** Opening PROVIDED DATA block **

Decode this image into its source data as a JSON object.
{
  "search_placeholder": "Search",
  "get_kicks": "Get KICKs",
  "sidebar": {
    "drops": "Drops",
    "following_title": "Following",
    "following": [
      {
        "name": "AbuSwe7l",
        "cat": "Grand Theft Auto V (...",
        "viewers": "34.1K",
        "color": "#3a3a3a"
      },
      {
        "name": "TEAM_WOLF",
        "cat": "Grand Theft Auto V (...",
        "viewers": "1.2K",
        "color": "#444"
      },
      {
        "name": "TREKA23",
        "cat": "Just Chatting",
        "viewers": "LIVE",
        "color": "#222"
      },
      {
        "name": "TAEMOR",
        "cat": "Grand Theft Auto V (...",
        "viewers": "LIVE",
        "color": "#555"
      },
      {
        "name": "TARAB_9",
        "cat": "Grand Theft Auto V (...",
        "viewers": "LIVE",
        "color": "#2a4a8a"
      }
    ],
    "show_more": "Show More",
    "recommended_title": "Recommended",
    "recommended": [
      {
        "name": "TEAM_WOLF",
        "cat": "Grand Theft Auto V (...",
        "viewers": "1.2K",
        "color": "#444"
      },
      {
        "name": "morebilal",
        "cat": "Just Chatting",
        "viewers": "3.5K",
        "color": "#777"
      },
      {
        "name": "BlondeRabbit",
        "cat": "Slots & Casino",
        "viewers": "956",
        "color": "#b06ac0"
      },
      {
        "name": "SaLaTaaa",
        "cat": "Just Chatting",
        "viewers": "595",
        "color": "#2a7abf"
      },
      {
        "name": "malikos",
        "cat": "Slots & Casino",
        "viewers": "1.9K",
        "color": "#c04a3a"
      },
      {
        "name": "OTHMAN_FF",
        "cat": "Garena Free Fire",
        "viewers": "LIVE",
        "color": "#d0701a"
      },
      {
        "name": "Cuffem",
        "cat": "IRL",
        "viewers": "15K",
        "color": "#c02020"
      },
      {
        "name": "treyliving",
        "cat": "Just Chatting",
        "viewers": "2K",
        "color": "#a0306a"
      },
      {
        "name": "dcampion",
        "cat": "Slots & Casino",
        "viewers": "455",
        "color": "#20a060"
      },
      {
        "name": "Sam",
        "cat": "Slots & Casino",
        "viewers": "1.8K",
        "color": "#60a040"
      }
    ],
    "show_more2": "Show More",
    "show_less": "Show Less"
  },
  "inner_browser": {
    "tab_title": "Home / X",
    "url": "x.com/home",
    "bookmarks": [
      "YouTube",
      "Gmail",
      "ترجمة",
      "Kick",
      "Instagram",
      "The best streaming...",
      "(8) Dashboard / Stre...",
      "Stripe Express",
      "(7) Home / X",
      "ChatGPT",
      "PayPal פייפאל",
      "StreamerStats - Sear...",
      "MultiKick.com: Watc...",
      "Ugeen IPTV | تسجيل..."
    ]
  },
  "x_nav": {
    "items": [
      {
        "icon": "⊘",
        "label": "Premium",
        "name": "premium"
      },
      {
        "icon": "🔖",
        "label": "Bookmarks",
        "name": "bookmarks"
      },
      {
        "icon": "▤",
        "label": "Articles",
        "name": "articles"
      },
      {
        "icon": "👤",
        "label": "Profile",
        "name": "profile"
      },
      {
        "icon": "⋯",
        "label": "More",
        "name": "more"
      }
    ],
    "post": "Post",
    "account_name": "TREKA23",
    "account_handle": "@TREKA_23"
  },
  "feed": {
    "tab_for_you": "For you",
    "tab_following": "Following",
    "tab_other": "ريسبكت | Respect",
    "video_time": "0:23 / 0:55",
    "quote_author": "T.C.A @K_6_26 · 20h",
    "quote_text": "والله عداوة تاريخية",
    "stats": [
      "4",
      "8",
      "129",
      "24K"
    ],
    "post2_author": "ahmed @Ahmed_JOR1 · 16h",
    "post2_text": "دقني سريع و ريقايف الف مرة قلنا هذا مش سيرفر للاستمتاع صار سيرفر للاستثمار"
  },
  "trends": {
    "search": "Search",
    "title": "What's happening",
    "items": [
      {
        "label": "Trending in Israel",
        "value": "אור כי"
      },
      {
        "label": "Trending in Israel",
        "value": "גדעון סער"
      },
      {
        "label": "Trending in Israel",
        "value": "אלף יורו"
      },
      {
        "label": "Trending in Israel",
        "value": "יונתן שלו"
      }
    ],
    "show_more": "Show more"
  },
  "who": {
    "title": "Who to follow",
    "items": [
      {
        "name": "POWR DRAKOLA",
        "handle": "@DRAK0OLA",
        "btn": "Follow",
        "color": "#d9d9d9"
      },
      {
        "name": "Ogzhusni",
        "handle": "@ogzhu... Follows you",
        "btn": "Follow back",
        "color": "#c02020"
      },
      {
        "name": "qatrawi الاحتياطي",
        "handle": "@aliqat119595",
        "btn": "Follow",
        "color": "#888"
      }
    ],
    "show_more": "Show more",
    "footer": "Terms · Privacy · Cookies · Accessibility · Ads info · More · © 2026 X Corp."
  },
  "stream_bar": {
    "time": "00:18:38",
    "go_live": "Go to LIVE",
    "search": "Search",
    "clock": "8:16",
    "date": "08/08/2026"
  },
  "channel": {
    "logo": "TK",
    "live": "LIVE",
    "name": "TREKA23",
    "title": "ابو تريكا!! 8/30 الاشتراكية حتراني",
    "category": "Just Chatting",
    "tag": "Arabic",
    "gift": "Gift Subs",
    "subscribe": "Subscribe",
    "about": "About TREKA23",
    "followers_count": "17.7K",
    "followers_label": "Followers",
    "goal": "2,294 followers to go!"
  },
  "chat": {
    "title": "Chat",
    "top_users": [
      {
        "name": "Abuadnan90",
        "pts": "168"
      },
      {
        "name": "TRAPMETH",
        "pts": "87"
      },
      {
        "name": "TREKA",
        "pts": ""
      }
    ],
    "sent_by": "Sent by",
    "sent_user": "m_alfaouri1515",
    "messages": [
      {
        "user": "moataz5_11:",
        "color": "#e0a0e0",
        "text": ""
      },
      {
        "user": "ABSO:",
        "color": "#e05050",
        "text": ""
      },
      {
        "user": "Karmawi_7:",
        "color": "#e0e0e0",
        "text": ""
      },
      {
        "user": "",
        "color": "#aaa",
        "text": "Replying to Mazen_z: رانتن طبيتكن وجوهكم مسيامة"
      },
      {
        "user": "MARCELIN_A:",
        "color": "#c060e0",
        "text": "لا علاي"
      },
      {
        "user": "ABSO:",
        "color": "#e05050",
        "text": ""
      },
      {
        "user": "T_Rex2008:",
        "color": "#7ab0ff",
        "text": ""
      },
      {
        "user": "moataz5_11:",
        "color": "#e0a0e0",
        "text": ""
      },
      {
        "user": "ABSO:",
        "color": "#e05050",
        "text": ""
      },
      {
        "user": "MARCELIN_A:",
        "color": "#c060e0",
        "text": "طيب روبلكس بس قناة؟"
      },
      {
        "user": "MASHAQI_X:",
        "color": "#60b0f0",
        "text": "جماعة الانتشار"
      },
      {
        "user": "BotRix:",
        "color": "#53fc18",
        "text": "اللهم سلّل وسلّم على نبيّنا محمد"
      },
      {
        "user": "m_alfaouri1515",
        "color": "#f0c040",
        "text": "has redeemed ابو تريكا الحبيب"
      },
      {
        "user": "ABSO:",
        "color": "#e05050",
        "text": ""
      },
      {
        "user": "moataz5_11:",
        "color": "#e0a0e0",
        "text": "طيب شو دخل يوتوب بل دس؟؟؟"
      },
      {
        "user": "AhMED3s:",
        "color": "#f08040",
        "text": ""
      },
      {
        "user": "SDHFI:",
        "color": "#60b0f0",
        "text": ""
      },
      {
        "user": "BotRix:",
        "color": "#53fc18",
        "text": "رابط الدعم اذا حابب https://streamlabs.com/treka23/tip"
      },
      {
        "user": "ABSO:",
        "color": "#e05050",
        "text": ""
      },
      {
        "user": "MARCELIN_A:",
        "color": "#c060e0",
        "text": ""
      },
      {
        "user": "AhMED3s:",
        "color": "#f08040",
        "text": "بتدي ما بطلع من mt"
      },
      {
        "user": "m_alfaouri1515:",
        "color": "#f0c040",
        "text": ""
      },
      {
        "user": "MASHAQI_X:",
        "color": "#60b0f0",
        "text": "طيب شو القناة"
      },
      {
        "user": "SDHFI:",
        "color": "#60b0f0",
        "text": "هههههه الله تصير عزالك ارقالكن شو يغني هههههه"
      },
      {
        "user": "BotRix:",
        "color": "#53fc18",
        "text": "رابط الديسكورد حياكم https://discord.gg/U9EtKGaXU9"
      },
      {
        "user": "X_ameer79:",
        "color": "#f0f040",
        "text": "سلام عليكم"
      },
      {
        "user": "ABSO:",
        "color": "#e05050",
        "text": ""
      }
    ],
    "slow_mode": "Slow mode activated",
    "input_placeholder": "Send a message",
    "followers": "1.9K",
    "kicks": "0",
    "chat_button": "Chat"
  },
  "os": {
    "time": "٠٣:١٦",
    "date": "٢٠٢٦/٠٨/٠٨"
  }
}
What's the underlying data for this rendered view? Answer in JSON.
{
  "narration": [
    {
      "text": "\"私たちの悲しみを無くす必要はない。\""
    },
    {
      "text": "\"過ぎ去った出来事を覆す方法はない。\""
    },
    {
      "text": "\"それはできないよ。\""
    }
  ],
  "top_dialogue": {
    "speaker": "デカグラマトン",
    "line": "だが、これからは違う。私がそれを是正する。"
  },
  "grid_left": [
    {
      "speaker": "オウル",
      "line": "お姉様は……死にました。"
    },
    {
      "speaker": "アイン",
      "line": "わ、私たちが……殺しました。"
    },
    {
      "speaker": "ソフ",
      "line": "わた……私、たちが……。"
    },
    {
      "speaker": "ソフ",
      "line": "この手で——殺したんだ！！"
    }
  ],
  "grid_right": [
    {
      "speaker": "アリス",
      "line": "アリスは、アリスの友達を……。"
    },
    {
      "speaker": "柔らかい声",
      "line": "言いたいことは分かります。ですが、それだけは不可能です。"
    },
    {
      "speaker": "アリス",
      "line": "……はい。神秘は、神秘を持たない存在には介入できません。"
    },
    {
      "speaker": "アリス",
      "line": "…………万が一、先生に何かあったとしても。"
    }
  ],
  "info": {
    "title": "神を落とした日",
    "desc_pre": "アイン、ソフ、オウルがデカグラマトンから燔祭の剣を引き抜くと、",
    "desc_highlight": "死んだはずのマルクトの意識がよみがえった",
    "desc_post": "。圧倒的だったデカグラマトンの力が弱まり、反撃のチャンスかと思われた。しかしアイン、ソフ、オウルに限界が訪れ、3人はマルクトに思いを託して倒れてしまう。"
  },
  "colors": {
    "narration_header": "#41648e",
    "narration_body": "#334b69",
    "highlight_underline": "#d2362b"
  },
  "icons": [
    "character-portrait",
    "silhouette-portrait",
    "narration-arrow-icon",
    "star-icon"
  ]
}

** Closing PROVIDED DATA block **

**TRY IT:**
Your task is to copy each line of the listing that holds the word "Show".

**RESULT OF THE EXERCISE:**
    "show_more": "Show More",
    "show_more2": "Show More",
    "show_less": "Show Less"
    "show_more": "Show more"
    "show_more": "Show more",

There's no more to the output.